Life on Earth is all about sex. But sex is far more attributable to our animalistic instincts than many humans even realize. Animals and human beings, alike, go through unimaginable things to ensure their genes are passed on for another generation. The one goal in most species’ lives is to reproduce so that some parts of their DNA or genes get handed down. Clearly without reproduction and sex, which are distinctly different terms, the species would become extinct. Because of this inescapable fact, the evolution of sex is a very important topic. One may say that sex drives evolution and evolution drives nature, which in turn makes sex the center of existence.

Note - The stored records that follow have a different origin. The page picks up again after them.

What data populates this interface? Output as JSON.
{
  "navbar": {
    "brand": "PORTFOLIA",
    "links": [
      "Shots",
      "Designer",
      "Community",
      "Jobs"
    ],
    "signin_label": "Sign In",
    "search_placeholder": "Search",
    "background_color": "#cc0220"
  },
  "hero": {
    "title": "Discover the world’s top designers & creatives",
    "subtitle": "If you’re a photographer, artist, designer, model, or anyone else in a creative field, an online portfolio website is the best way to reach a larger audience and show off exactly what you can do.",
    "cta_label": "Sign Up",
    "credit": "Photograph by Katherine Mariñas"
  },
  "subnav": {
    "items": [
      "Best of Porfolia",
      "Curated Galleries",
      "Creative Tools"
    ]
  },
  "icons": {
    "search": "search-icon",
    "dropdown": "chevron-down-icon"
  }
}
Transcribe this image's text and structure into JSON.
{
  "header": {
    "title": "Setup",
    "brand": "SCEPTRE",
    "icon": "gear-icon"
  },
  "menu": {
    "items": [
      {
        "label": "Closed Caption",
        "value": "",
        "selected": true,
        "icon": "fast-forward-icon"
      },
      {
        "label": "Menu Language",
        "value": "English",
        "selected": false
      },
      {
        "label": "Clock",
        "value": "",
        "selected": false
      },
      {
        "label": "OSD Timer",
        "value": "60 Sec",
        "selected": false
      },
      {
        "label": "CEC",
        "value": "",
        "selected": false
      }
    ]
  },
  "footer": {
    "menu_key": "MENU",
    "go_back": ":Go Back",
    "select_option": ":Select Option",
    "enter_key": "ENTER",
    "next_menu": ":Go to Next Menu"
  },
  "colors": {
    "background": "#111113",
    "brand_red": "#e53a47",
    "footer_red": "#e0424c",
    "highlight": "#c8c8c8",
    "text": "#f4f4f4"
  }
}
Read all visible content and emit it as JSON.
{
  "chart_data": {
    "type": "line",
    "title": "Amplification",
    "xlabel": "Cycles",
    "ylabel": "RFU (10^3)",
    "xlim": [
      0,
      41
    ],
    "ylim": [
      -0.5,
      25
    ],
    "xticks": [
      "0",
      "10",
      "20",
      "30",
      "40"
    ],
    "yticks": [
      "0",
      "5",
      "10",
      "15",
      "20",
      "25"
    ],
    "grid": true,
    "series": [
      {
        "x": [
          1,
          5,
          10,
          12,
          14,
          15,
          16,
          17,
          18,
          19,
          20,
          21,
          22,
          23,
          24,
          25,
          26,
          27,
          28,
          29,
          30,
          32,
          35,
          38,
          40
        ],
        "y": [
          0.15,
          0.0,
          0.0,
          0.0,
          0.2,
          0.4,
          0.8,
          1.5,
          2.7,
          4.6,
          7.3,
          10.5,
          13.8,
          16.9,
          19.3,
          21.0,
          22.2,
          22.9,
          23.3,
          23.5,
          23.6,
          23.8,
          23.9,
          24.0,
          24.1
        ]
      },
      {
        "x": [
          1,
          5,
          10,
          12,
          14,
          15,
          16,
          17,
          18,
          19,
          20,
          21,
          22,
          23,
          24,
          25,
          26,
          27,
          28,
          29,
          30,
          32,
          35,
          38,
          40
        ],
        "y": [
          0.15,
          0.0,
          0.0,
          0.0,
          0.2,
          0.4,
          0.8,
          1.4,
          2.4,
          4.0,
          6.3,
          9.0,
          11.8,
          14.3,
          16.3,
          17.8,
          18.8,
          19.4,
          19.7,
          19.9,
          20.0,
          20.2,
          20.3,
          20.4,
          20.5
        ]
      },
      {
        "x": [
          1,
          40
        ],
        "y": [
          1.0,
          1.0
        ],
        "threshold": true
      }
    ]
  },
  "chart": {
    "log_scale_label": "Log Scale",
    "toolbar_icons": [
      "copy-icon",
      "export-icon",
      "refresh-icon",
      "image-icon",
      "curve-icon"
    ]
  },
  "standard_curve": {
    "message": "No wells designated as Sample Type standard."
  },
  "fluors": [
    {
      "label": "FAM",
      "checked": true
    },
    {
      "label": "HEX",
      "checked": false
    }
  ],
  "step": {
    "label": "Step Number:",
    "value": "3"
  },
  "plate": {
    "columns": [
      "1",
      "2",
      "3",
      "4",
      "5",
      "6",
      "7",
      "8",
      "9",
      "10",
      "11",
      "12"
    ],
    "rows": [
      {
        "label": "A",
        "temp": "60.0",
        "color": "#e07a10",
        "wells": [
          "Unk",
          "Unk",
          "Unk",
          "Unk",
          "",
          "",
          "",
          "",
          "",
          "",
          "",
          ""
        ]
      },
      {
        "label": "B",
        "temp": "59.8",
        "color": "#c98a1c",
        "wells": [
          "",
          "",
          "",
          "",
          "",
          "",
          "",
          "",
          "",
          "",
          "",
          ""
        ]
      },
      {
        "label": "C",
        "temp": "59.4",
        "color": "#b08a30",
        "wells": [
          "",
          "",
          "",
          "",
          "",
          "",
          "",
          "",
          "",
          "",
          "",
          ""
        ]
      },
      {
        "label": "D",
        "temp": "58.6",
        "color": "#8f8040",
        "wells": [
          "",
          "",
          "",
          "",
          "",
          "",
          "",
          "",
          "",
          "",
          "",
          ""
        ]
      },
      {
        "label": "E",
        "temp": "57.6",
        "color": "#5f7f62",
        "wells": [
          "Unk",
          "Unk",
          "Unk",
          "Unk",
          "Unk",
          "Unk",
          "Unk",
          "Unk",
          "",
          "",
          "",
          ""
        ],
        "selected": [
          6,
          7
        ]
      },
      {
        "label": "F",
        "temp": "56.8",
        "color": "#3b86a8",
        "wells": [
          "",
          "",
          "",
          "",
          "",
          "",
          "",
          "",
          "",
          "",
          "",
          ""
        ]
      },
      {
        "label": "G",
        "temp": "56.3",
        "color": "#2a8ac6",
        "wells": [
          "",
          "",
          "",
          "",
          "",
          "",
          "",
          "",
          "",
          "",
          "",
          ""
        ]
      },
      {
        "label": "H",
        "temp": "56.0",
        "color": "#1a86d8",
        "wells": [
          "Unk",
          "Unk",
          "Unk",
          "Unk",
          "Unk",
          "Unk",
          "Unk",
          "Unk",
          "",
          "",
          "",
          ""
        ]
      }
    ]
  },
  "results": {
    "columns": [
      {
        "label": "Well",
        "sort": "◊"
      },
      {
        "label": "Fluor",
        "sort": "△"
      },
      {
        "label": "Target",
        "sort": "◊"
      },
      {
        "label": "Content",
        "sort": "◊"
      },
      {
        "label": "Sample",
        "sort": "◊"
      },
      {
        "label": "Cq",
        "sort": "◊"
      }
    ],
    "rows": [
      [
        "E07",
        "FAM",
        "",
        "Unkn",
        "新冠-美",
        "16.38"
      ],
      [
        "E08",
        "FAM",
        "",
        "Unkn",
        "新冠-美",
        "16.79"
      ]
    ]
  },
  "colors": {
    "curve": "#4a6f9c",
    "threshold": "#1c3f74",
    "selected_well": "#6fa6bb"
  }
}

When examining the evolution of sex there are many different topics and facts to be looked at closely. This paper will give a brief description of the history of sexual reproduction and how it has evolved over the past 600 million years. Next, a discussion on Darwin’s theories of natural selection and sexual selection and their role in evolutionary theory will be presented. In addition, this paper will include a thorough examination of the different forms of reproduction; the history, current state, and future of human sexual reproduction; and various other interesting topics relating to the evolution of sex.
Wilson (1975) notes that an individual organism is part of an elaborate device that ensures the survival and replication of genes with the least possible biochemical alteration. Being that reproduction is thought to be one of the primary reasons for existence for many species, it is important to investigate its role in the evolution of sex. Webster defines reproduction as the act or process by which plants and animals give rise to offspring and which fundamentally consists of the segregation of a portion of the parental body by a sexual or asexual process and its subsequent growth and differentiation into a new individual. As the definition eludes, there are two forms of reproduction, asexual reproduction and sexual reproduction.
Asexual reproduction, also known as vegetative reproduction, is when something reproduces without any form of fertilization and still passes on 100% of their genes. There are multiple forms of asexual reproduction. For example, budding is a form of asexual reproduction where an offspring grows out of the body of the parent. Fragmentation is a form where the body of the parent breaks into distinct pieces, each of which can produce an offspring. Regeneration is when a piece of a parent is detached and it grows and develops into a completely new individual. Asexual reproduction has many advantages and disadvantages. However, in order to understand these one must have general knowledge of Darwin’s theory of natural selection.
According to Buss (2008), Charles Darwin developed the theory of natural selection in an effort to explain how and why species developed and evolved...